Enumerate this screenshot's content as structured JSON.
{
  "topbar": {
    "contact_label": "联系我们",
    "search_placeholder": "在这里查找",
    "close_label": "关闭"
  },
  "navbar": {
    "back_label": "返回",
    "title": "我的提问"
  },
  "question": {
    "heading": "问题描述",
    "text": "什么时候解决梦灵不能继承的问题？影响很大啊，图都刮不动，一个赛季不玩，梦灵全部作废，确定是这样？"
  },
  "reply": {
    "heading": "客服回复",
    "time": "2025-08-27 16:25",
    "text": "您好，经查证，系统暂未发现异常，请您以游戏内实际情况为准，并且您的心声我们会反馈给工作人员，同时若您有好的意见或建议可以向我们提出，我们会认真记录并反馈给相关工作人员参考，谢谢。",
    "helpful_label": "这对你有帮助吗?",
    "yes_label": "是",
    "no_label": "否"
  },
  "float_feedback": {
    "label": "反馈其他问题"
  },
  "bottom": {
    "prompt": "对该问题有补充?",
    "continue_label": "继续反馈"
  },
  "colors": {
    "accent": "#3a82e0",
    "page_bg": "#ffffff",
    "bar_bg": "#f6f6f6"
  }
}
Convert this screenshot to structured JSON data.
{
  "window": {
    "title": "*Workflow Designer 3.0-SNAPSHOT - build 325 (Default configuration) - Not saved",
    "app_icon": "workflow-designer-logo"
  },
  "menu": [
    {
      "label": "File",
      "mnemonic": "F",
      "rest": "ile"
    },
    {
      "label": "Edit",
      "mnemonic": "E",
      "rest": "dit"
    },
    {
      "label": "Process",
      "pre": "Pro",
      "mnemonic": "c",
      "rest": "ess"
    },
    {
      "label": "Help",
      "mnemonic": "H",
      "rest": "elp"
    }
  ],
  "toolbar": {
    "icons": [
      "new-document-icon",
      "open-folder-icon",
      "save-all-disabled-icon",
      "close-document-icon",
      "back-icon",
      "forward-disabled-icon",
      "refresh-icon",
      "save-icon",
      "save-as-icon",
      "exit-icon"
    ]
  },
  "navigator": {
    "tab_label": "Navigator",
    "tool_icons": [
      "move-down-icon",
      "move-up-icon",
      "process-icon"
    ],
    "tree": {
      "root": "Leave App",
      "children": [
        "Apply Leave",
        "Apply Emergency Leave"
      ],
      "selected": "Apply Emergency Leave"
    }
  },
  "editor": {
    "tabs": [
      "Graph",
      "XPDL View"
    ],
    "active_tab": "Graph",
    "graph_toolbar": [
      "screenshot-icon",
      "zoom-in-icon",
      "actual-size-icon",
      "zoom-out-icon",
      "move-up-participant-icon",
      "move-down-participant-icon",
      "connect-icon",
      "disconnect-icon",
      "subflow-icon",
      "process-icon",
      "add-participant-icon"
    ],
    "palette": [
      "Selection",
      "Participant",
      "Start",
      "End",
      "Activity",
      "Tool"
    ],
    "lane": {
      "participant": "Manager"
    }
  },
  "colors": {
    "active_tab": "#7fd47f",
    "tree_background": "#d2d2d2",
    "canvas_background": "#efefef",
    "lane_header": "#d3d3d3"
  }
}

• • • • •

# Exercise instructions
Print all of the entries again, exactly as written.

# Expected output
Enumerate this screenshot's content as structured JSON.
{
  "topbar": {
    "contact_label": "联系我们",
    "search_placeholder": "在这里查找",
    "close_label": "关闭"
  },
  "navbar": {
    "back_label": "返回",
    "title": "我的提问"
  },
  "question": {
    "heading": "问题描述",
    "text": "什么时候解决梦灵不能继承的问题？影响很大啊，图都刮不动，一个赛季不玩，梦灵全部作废，确定是这样？"
  },
  "reply": {
    "heading": "客服回复",
    "time": "2025-08-27 16:25",
    "text": "您好，经查证，系统暂未发现异常，请您以游戏内实际情况为准，并且您的心声我们会反馈给工作人员，同时若您有好的意见或建议可以向我们提出，我们会认真记录并反馈给相关工作人员参考，谢谢。",
    "helpful_label": "这对你有帮助吗?",
    "yes_label": "是",
    "no_label": "否"
  },
  "float_feedback": {
    "label": "反馈其他问题"
  },
  "bottom": {
    "prompt": "对该问题有补充?",
    "continue_label": "继续反馈"
  },
  "colors": {
    "accent": "#3a82e0",
    "page_bg": "#ffffff",
    "bar_bg": "#f6f6f6"
  }
}
Convert this screenshot to structured JSON data.
{
  "window": {
    "title": "*Workflow Designer 3.0-SNAPSHOT - build 325 (Default configuration) - Not saved",
    "app_icon": "workflow-designer-logo"
  },
  "menu": [
    {
      "label": "File",
      "mnemonic": "F",
      "rest": "ile"
    },
    {
      "label": "Edit",
      "mnemonic": "E",
      "rest": "dit"
    },
    {
      "label": "Process",
      "pre": "Pro",
      "mnemonic": "c",
      "rest": "ess"
    },
    {
      "label": "Help",
      "mnemonic": "H",
      "rest": "elp"
    }
  ],
  "toolbar": {
    "icons": [
      "new-document-icon",
      "open-folder-icon",
      "save-all-disabled-icon",
      "close-document-icon",
      "back-icon",
      "forward-disabled-icon",
      "refresh-icon",
      "save-icon",
      "save-as-icon",
      "exit-icon"
    ]
  },
  "navigator": {
    "tab_label": "Navigator",
    "tool_icons": [
      "move-down-icon",
      "move-up-icon",
      "process-icon"
    ],
    "tree": {
      "root": "Leave App",
      "children": [
        "Apply Leave",
        "Apply Emergency Leave"
      ],
      "selected": "Apply Emergency Leave"
    }
  },
  "editor": {
    "tabs": [
      "Graph",
      "XPDL View"
    ],
    "active_tab": "Graph",
    "graph_toolbar": [
      "screenshot-icon",
      "zoom-in-icon",
      "actual-size-icon",
      "zoom-out-icon",
      "move-up-participant-icon",
      "move-down-participant-icon",
      "connect-icon",
      "disconnect-icon",
      "subflow-icon",
      "process-icon",
      "add-participant-icon"
    ],
    "palette": [
      "Selection",
      "Participant",
      "Start",
      "End",
      "Activity",
      "Tool"
    ],
    "lane": {
      "participant": "Manager"
    }
  },
  "colors": {
    "active_tab": "#7fd47f",
    "tree_background": "#d2d2d2",
    "canvas_background": "#efefef",
    "lane_header": "#d3d3d3"
  }
}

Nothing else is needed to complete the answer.